Not all police forces resisted.
Anand said the RCMP started accepting the military's cases in January. Quebec's ministry of public safety has been advising the province's police forces to accept new files since February. Several local police forces have also accepted cases on an ad hoc basis, said Anand. Winnipeg and Thunder Bay police services, along with the Nottawasaga OPP, are three examples named in Arbour's report.
"We have made substantive progress in the referral of investigations to civilian police services," Anand said in a statement to CBC News Thursday.
"As Madame Arbour outlines in her report, there have been challenges with certain jurisdictions. To this end, I am writing again to provincial and territorial partners this week about the path forward."
Anand said she plans to set up an intergovernmental body to handle the transfer of cases.

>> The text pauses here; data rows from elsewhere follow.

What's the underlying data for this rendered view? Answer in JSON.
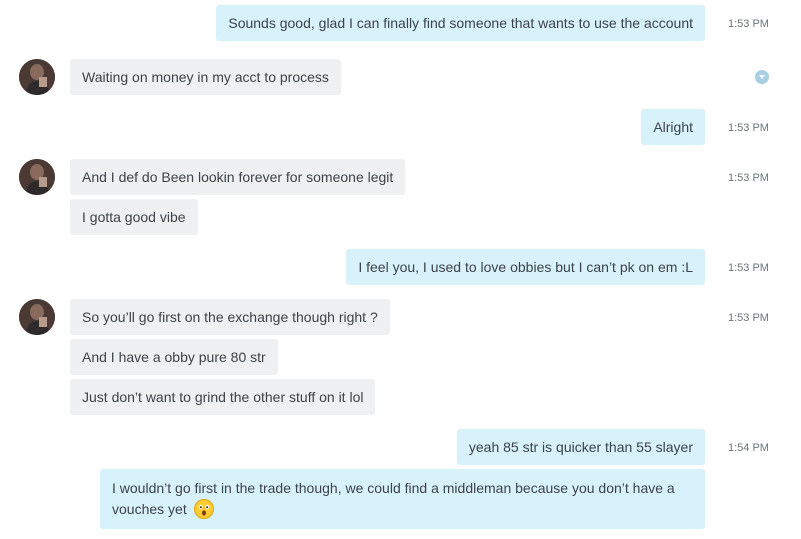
{
  "messages": {
    "m1": {
      "text": "Sounds good, glad I can finally find someone that wants to use the account",
      "time": "1:53 PM"
    },
    "m2": {
      "text": "Waiting on money in my acct to process"
    },
    "m3": {
      "text": "Alright",
      "time": "1:53 PM"
    },
    "m4": {
      "text": "And I def do Been lookin forever for someone legit",
      "time": "1:53 PM"
    },
    "m5": {
      "text": "I gotta good vibe"
    },
    "m6": {
      "text": "I feel you, I used to love obbies but I can’t pk on em :L",
      "time": "1:53 PM"
    },
    "m7": {
      "text": "So you’ll go first on the exchange though right ?",
      "time": "1:53 PM"
    },
    "m8": {
      "text": "And I have a obby pure 80 str"
    },
    "m9": {
      "text": "Just don’t want to grind the other stuff on it lol"
    },
    "m10": {
      "text": "yeah 85 str is quicker than 55 slayer",
      "time": "1:54 PM"
    },
    "m11": {
      "text": "I wouldn’t go first in the trade though, we could find a middleman because you don’t have a vouches yet",
      "emoji": "astonished-face"
    }
  },
  "icons": {
    "status": "delivery-status-chevron",
    "avatar": "contact-avatar"
  },
  "colors": {
    "incoming_bubble": "#eef0f2",
    "outgoing_bubble": "#d8f2fb",
    "text": "#3d4348",
    "time": "#6d7479"
  }
}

Arbour has said that shouldn't be necessary.
WATCH: Defence Minister Anita Anand reacts to Louise Arbour's report
Arbour estimates in her report that taking on military files would leave civilian police forces in most provinces and territories with only about 20 additional sexual assault investigations per year, based on military statistics from 2016-2021. Ontario is the exception; Arbour's report said police services in that province could have to take on about 70 cases per year.
Arbour also said she estimates roughly only 30 sexual misconduct cases are tried in the military judicial system across the country each year. Civilian courts process more than 2,300 sexual offence cases per year, she said.
"We're talking 30 cases a year across the country, seriously," Arbour said at Monday's press conference.
Arbour pointed to the example of impaired driving cases. She said that while the military and civilian authorities both have jurisdiction over these cases, the military is "happy to let the civilians" handle them.
Dalhousie University's Elaine Craig is an expert in sexual assault law and conducts research on the Canadian military judicial system. She said she finds it "very troubling" that civilian police forces have rejected so many military files.
"I think it is important to emphasize that the civilian system has had full jurisdiction all along," said Craig.
"It seems to me that the civilian police forces who are accepting these cases ... are doing their job and those that are refusing them, angling for more money or task forces or whatnot, are failing to meet their responsibilities. And, frankly, failing these survivors."
Expert calls for changes to National Defence Act
Longtime military law expert and retired colonel Michel Drapeau argues the only way real change will happen is if the government amends Section 70 of the National Defence Act to ban the military from prosecuting sexual offences.
Drapeau said that as long as the military retains jurisdiction in law, civilian authorities have the option of saying no and refusing cases.
"The only way to ensure it's done 100 per cent is to amend Section 70 and return sexual assault as one of the offences for which the military doesn't have jurisdiction," Drapeau said. "It's as simple as that."
Section 70 states the military cannot try military members charged with murder, manslaughter and a series of other offences.
Anand called Arbour's request to permanently transfer cases to civilians a "system-changing recommendation" that the government would examine "in earnest" while the interim measure is in place.
"I am writing again to provincial and territorial partners this week about the path forward…. I am resolutely committed to ensuring that those who have experienced sexual misconduct receive the support that they deserve," said Anand.
The Canadian Forces Provost Marshal said that military police are currently transferring cases to civilians in a "deliberate and carefully planned manner" and that the "primary concern is victim support throughout the process."
"Our aim is that civilian police services investigate all criminal sexual offences alleged to have been committed by a CAF member on which they have jurisdiction," wrote Brig.-Gen. Trudeau in a statement.